Analysis of residential zip codes showed that 74% (32 children) NPG injuries and 85% (95 children) GSW lived in regions with higher poverty than the national level.
“Children with NPG injuries were more likely to be Caucasian (24 children; 56%) and to have suffered an unintentional injury (36 children; 84%), while children with GSW were African-American (80 children; 71%; p = 0.0002) and victims of assault (50 children; 45%; p < 0.0001).
“When compared with NPG, children with GSW had more severe injuries, longer hospital stays, and higher overall mortality. There were no significant differences in rate of emergent OR intervention and ED mortality between the two groups.
“Our results highlight two important findings.
“First, NPG injuries were accidental and thus preventable with improved legislation and public education.
“Second, health disparities related to gun violence among African-Americans are prevalent even in early childhood and prevention efforts should include this younger population. [ A comparison between non-powder gun and powder-gun injuries in a young pediatric population by Jennifer J.Freemana, Marielena Bachier-Rodriguez, Jessica Staszakb, Alexander Feliza, Elsevier, Volume 48, Issue 9, September 2017, Pages 1951-1955]
“”> Air guns are rising in popularity and now account for the majority of pediatric eye injuries requiring hospital admissions.
These eye injuries occur without ocular protection and may lead to permanent eye injury. Increasing regulations for eye protection, sales, and usage of air guns are needed to prevent serious pediatric eye injuries.
n 2012 roughly 3,161 children were treated in US emergency departments for nonpowder gun-related eye injuries.

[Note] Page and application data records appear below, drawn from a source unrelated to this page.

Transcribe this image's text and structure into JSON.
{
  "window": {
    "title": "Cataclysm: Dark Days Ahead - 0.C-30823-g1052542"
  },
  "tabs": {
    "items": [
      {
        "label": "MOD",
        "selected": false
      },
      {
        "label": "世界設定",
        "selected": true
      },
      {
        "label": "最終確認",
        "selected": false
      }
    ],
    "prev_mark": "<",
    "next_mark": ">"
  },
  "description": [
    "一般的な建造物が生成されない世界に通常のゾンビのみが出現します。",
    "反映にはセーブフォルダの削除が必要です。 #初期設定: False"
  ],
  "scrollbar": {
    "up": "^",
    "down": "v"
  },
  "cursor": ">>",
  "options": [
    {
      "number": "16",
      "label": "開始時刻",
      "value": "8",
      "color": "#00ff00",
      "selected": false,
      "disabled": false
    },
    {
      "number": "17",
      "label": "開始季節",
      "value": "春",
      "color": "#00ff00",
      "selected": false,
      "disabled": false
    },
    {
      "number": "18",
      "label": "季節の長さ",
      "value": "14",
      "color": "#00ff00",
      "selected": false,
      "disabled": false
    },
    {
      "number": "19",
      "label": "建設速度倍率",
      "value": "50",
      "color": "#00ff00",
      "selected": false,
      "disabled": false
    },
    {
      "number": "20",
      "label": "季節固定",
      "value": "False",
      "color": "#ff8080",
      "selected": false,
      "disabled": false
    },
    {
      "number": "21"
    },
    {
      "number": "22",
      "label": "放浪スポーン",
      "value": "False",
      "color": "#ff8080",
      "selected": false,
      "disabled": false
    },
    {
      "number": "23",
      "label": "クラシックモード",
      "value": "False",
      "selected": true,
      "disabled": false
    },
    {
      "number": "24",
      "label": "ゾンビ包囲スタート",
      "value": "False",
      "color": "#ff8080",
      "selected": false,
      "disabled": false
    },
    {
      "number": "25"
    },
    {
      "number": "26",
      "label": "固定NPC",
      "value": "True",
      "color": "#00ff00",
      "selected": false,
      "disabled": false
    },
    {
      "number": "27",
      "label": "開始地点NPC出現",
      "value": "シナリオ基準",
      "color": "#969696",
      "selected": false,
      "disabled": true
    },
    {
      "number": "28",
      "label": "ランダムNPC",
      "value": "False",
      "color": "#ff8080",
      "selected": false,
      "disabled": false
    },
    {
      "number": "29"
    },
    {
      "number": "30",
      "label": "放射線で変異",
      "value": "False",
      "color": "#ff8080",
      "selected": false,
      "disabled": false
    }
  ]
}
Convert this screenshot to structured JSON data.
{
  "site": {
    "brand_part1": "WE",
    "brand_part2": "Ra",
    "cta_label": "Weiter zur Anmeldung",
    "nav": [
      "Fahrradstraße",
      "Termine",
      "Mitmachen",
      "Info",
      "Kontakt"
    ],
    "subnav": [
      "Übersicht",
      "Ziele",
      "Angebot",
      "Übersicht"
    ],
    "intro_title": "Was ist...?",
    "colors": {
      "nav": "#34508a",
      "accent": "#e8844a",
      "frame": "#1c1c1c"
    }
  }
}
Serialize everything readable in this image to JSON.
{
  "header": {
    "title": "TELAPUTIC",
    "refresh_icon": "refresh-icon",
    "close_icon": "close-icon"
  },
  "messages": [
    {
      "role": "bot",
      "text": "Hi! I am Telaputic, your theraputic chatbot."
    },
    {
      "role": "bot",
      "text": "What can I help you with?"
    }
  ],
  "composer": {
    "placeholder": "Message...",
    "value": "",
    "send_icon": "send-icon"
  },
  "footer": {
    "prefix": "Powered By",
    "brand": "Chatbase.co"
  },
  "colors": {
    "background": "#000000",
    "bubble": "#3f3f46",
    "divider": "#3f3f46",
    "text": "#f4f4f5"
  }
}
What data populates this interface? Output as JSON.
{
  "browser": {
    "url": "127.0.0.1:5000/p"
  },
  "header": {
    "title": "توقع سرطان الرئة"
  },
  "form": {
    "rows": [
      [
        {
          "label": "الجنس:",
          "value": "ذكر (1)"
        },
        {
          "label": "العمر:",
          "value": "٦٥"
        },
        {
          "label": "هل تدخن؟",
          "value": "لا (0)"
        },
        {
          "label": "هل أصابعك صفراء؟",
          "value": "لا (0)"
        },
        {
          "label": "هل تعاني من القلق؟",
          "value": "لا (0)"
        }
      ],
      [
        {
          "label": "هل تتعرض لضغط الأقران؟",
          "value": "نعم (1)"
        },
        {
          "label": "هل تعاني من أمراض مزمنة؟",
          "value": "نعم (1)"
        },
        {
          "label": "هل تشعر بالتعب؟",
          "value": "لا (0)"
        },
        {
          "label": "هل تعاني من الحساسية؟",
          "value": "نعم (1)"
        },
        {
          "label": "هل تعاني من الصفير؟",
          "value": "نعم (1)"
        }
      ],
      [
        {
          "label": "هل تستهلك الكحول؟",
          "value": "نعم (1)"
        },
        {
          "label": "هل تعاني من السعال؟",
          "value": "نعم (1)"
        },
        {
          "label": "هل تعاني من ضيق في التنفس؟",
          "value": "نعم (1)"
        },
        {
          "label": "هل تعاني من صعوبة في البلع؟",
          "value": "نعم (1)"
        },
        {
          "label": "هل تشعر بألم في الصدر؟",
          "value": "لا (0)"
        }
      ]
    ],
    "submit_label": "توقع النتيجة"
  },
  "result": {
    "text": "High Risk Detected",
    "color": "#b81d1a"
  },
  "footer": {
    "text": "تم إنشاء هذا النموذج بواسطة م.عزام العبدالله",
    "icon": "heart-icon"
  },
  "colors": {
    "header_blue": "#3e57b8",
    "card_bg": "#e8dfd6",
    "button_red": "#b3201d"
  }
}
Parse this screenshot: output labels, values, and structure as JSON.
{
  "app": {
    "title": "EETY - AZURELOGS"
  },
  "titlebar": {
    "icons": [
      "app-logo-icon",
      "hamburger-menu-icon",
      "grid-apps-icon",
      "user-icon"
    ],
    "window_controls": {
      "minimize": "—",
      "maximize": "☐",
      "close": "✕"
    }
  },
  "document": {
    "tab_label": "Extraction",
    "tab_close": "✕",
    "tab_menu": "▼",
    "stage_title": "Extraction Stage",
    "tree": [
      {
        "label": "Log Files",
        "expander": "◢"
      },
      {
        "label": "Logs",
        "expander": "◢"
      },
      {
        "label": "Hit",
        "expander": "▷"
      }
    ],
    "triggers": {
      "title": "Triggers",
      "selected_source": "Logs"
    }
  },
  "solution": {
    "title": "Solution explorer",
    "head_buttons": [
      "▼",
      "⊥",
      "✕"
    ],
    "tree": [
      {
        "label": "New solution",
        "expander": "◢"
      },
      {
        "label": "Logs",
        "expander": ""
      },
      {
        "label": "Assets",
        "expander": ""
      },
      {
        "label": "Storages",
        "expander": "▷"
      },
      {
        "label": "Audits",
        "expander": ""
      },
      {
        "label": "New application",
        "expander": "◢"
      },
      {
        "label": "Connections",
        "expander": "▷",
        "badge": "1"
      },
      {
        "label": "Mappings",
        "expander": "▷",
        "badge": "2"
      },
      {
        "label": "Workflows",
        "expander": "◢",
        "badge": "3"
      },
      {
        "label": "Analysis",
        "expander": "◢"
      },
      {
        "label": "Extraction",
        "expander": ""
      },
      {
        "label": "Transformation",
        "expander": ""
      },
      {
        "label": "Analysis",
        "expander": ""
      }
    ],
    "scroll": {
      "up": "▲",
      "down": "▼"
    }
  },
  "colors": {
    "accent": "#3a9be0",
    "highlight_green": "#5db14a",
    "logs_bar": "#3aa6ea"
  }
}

Since 2010 rates of severe nonpowder gun pediatric eye injury have increased by over 500% (P = 0.039). Specifically, while rates of hospital admission due to paintball gun eye injury have dropped precipitously (P = 0.0077), rates of admissions for air gun eye injuries have increased by over 600% since 2010 (P = 0.033).
Children sustaining eye injury due to air guns are more likely to be diagnosed and admitted with foreign body or ocular puncture injury. Roughly 28% of documented cases of airsoft or BB gun–related injury had visual acuity worse than 20/50 after initial treatment. Over 98% of injuries occurred without eye protection. <“” [Pediatric eye injuries due to nonpowder guns in the United States, 2002-2012 Rachel Lee BS , Douglas Fredrick MD, FAAP, FAC, Journal of American Association for Pediatric Ophthalmology and Strabismus, Volume 19, Issue 2, April 2015, Pages 163-168]
Please see the American Academy of Ophthalmology bulletin ‘Protective Eyewear’ for home, work and play: https://www.aao.org/eye-health/tips-prevention/injuries-protective-eyewear